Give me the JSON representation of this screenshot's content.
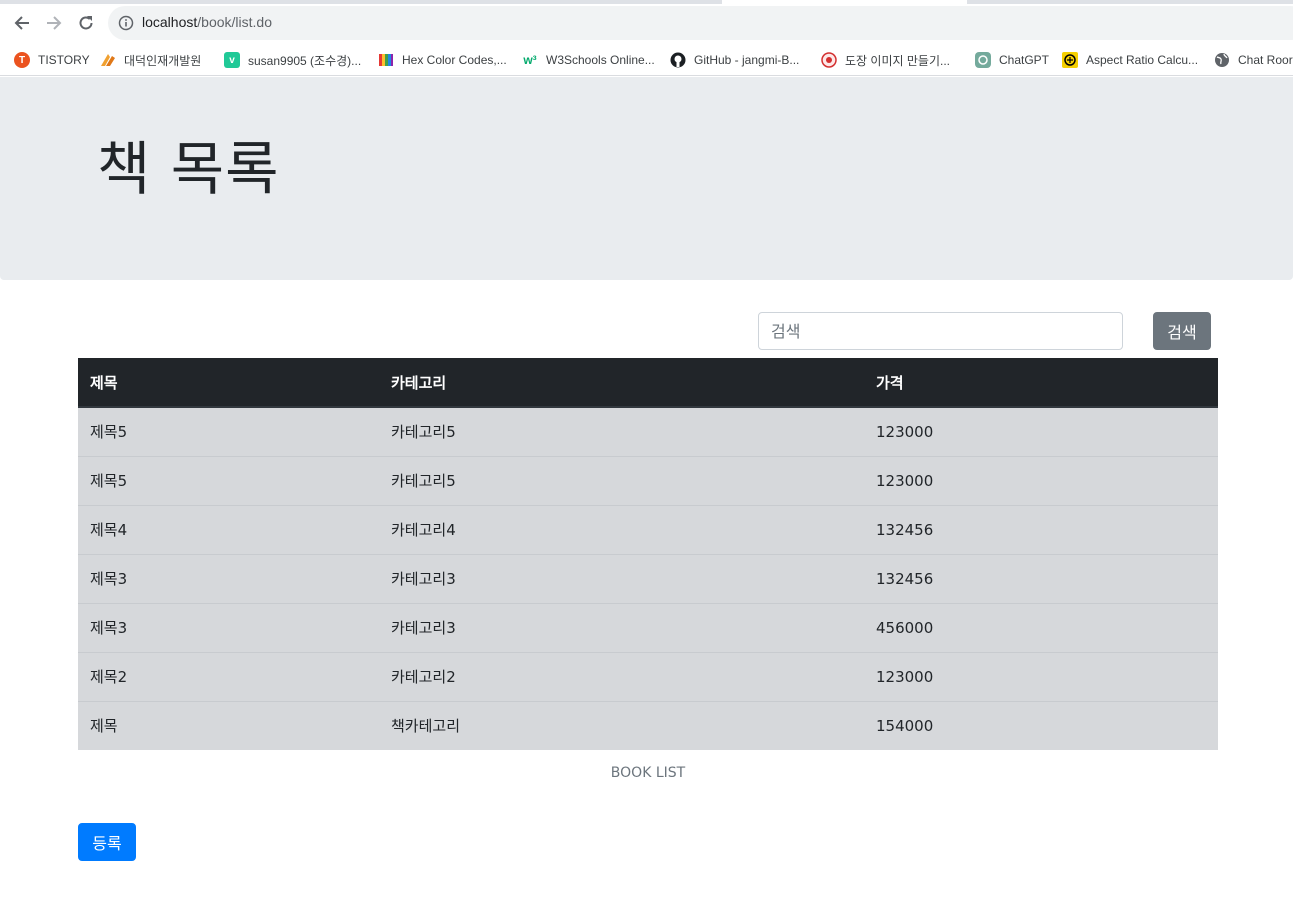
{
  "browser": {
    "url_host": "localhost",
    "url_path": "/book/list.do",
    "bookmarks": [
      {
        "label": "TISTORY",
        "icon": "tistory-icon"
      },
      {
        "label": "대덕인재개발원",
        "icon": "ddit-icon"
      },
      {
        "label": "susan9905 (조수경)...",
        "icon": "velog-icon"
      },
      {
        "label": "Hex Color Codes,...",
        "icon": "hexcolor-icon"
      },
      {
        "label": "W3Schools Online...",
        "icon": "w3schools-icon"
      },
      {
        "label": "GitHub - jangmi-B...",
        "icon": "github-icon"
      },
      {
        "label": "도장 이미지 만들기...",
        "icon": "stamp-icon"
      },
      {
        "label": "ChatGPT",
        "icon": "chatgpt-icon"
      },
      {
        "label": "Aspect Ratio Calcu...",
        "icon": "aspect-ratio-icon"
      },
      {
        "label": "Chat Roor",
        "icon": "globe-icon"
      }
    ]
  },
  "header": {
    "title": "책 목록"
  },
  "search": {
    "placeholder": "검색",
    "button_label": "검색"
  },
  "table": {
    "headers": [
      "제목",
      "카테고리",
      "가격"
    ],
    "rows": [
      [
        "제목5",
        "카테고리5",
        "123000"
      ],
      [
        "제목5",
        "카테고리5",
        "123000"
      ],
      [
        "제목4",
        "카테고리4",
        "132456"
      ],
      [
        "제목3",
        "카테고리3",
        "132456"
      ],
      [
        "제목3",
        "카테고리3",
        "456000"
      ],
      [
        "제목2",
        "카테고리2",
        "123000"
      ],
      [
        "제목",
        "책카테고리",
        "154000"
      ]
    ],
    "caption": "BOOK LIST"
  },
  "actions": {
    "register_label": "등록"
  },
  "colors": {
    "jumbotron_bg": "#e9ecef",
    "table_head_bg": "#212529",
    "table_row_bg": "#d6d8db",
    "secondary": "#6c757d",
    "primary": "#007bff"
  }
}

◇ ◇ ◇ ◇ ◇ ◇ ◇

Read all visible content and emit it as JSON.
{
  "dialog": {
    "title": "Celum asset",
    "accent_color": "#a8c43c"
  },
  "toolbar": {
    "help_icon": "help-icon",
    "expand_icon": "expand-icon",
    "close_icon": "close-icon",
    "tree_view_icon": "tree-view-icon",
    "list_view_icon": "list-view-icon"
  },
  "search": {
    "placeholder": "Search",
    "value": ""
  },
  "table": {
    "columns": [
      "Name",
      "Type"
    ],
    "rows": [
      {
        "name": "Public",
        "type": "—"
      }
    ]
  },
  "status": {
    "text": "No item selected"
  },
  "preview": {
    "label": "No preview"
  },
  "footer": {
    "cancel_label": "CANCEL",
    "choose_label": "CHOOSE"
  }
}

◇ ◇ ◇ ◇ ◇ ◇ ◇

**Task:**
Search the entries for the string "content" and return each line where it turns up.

**Answer to this problem:**
Give me the JSON representation of this screenshot's content.
Read all visible content and emit it as JSON.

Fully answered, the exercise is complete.